Dataset entries:
------------------------------------------------------------------------

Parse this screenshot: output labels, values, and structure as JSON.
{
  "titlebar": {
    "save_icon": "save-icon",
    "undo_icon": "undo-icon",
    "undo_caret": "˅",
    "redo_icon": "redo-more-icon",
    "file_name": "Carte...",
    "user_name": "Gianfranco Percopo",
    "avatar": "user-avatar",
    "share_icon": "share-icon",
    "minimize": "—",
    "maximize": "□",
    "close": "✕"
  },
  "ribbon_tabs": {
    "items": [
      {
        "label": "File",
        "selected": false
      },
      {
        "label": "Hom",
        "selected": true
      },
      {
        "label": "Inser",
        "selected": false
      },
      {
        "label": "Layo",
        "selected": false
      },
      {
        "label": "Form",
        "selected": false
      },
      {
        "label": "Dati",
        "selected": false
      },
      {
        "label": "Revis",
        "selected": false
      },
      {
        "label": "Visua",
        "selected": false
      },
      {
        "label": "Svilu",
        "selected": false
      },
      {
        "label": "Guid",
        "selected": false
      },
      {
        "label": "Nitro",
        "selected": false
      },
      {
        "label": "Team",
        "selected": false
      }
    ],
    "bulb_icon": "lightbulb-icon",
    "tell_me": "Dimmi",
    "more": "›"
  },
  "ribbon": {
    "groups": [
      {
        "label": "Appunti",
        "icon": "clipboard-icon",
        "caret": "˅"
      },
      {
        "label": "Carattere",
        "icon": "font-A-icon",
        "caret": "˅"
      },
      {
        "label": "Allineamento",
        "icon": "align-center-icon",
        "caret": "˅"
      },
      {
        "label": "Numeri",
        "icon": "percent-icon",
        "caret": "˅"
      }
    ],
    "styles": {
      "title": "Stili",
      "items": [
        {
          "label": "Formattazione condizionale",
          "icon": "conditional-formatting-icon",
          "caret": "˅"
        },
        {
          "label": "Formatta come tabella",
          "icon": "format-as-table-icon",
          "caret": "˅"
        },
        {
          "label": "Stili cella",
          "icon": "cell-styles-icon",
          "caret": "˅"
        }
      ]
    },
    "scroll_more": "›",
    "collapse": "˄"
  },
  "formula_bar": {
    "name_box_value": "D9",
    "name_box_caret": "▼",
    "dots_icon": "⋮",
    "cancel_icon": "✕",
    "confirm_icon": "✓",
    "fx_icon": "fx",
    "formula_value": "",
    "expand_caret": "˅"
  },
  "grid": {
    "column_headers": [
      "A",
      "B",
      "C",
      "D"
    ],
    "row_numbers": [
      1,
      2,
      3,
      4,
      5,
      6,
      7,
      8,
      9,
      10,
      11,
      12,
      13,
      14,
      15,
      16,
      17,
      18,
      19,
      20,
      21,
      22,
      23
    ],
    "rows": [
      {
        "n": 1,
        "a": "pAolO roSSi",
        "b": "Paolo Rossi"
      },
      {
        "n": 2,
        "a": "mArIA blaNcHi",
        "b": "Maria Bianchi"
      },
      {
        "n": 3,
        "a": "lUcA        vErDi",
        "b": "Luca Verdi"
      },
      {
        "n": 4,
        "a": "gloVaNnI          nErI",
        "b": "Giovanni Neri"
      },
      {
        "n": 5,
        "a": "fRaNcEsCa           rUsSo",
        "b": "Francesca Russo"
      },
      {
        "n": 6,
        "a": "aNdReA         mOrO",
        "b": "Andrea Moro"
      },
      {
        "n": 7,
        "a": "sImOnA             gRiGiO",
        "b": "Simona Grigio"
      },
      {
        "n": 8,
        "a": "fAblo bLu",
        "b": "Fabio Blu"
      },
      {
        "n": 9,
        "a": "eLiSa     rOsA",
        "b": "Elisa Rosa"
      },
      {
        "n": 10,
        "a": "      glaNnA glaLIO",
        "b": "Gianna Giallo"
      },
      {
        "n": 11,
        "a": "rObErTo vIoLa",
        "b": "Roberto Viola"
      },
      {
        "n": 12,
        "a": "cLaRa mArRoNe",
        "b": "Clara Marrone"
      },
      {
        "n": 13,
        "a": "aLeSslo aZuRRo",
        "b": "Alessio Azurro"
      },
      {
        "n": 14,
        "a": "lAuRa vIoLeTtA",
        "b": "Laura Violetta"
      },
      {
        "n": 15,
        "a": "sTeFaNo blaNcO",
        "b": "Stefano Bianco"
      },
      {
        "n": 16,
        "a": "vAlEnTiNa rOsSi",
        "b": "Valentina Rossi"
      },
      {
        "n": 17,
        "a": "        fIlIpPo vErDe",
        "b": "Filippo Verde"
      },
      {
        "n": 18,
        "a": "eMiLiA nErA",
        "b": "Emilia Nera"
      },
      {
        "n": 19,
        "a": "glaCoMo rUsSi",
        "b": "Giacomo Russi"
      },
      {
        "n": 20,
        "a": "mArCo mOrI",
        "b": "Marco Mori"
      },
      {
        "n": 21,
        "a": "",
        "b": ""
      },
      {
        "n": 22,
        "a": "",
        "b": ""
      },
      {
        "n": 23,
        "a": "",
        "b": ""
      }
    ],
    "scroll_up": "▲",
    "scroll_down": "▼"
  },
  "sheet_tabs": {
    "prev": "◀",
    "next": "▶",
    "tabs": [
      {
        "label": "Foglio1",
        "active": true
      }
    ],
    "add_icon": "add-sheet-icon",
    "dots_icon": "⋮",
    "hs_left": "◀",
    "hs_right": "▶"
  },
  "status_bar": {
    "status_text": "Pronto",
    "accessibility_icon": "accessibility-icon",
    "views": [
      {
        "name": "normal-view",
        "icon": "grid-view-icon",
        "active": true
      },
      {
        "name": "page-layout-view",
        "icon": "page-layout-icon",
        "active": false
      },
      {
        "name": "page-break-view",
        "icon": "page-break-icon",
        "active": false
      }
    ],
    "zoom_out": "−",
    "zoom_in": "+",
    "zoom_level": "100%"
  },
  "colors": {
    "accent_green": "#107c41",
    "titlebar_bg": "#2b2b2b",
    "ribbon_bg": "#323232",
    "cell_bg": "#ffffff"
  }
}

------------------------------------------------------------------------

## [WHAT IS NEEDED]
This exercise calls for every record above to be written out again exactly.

## [OUTPUT FOR THIS TASK]
Parse this screenshot: output labels, values, and structure as JSON.
{
  "titlebar": {
    "save_icon": "save-icon",
    "undo_icon": "undo-icon",
    "undo_caret": "˅",
    "redo_icon": "redo-more-icon",
    "file_name": "Carte...",
    "user_name": "Gianfranco Percopo",
    "avatar": "user-avatar",
    "share_icon": "share-icon",
    "minimize": "—",
    "maximize": "□",
    "close": "✕"
  },
  "ribbon_tabs": {
    "items": [
      {
        "label": "File",
        "selected": false
      },
      {
        "label": "Hom",
        "selected": true
      },
      {
        "label": "Inser",
        "selected": false
      },
      {
        "label": "Layo",
        "selected": false
      },
      {
        "label": "Form",
        "selected": false
      },
      {
        "label": "Dati",
        "selected": false
      },
      {
        "label": "Revis",
        "selected": false
      },
      {
        "label": "Visua",
        "selected": false
      },
      {
        "label": "Svilu",
        "selected": false
      },
      {
        "label": "Guid",
        "selected": false
      },
      {
        "label": "Nitro",
        "selected": false
      },
      {
        "label": "Team",
        "selected": false
      }
    ],
    "bulb_icon": "lightbulb-icon",
    "tell_me": "Dimmi",
    "more": "›"
  },
  "ribbon": {
    "groups": [
      {
        "label": "Appunti",
        "icon": "clipboard-icon",
        "caret": "˅"
      },
      {
        "label": "Carattere",
        "icon": "font-A-icon",
        "caret": "˅"
      },
      {
        "label": "Allineamento",
        "icon": "align-center-icon",
        "caret": "˅"
      },
      {
        "label": "Numeri",
        "icon": "percent-icon",
        "caret": "˅"
      }
    ],
    "styles": {
      "title": "Stili",
      "items": [
        {
          "label": "Formattazione condizionale",
          "icon": "conditional-formatting-icon",
          "caret": "˅"
        },
        {
          "label": "Formatta come tabella",
          "icon": "format-as-table-icon",
          "caret": "˅"
        },
        {
          "label": "Stili cella",
          "icon": "cell-styles-icon",
          "caret": "˅"
        }
      ]
    },
    "scroll_more": "›",
    "collapse": "˄"
  },
  "formula_bar": {
    "name_box_value": "D9",
    "name_box_caret": "▼",
    "dots_icon": "⋮",
    "cancel_icon": "✕",
    "confirm_icon": "✓",
    "fx_icon": "fx",
    "formula_value": "",
    "expand_caret": "˅"
  },
  "grid": {
    "column_headers": [
      "A",
      "B",
      "C",
      "D"
    ],
    "row_numbers": [
      1,
      2,
      3,
      4,
      5,
      6,
      7,
      8,
      9,
      10,
      11,
      12,
      13,
      14,
      15,
      16,
      17,
      18,
      19,
      20,
      21,
      22,
      23
    ],
    "rows": [
      {
        "n": 1,
        "a": "pAolO roSSi",
        "b": "Paolo Rossi"
      },
      {
        "n": 2,
        "a": "mArIA blaNcHi",
        "b": "Maria Bianchi"
      },
      {
        "n": 3,
        "a": "lUcA        vErDi",
        "b": "Luca Verdi"
      },
      {
        "n": 4,
        "a": "gloVaNnI          nErI",
        "b": "Giovanni Neri"
      },
      {
        "n": 5,
        "a": "fRaNcEsCa           rUsSo",
        "b": "Francesca Russo"
      },
      {
        "n": 6,
        "a": "aNdReA         mOrO",
        "b": "Andrea Moro"
      },
      {
        "n": 7,
        "a": "sImOnA             gRiGiO",
        "b": "Simona Grigio"
      },
      {
        "n": 8,
        "a": "fAblo bLu",
        "b": "Fabio Blu"
      },
      {
        "n": 9,
        "a": "eLiSa     rOsA",
        "b": "Elisa Rosa"
      },
      {
        "n": 10,
        "a": "      glaNnA glaLIO",
        "b": "Gianna Giallo"
      },
      {
        "n": 11,
        "a": "rObErTo vIoLa",
        "b": "Roberto Viola"
      },
      {
        "n": 12,
        "a": "cLaRa mArRoNe",
        "b": "Clara Marrone"
      },
      {
        "n": 13,
        "a": "aLeSslo aZuRRo",
        "b": "Alessio Azurro"
      },
      {
        "n": 14,
        "a": "lAuRa vIoLeTtA",
        "b": "Laura Violetta"
      },
      {
        "n": 15,
        "a": "sTeFaNo blaNcO",
        "b": "Stefano Bianco"
      },
      {
        "n": 16,
        "a": "vAlEnTiNa rOsSi",
        "b": "Valentina Rossi"
      },
      {
        "n": 17,
        "a": "        fIlIpPo vErDe",
        "b": "Filippo Verde"
      },
      {
        "n": 18,
        "a": "eMiLiA nErA",
        "b": "Emilia Nera"
      },
      {
        "n": 19,
        "a": "glaCoMo rUsSi",
        "b": "Giacomo Russi"
      },
      {
        "n": 20,
        "a": "mArCo mOrI",
        "b": "Marco Mori"
      },
      {
        "n": 21,
        "a": "",
        "b": ""
      },
      {
        "n": 22,
        "a": "",
        "b": ""
      },
      {
        "n": 23,
        "a": "",
        "b": ""
      }
    ],
    "scroll_up": "▲",
    "scroll_down": "▼"
  },
  "sheet_tabs": {
    "prev": "◀",
    "next": "▶",
    "tabs": [
      {
        "label": "Foglio1",
        "active": true
      }
    ],
    "add_icon": "add-sheet-icon",
    "dots_icon": "⋮",
    "hs_left": "◀",
    "hs_right": "▶"
  },
  "status_bar": {
    "status_text": "Pronto",
    "accessibility_icon": "accessibility-icon",
    "views": [
      {
        "name": "normal-view",
        "icon": "grid-view-icon",
        "active": true
      },
      {
        "name": "page-layout-view",
        "icon": "page-layout-icon",
        "active": false
      },
      {
        "name": "page-break-view",
        "icon": "page-break-icon",
        "active": false
      }
    ],
    "zoom_out": "−",
    "zoom_in": "+",
    "zoom_level": "100%"
  },
  "colors": {
    "accent_green": "#107c41",
    "titlebar_bg": "#2b2b2b",
    "ribbon_bg": "#323232",
    "cell_bg": "#ffffff"
  }
}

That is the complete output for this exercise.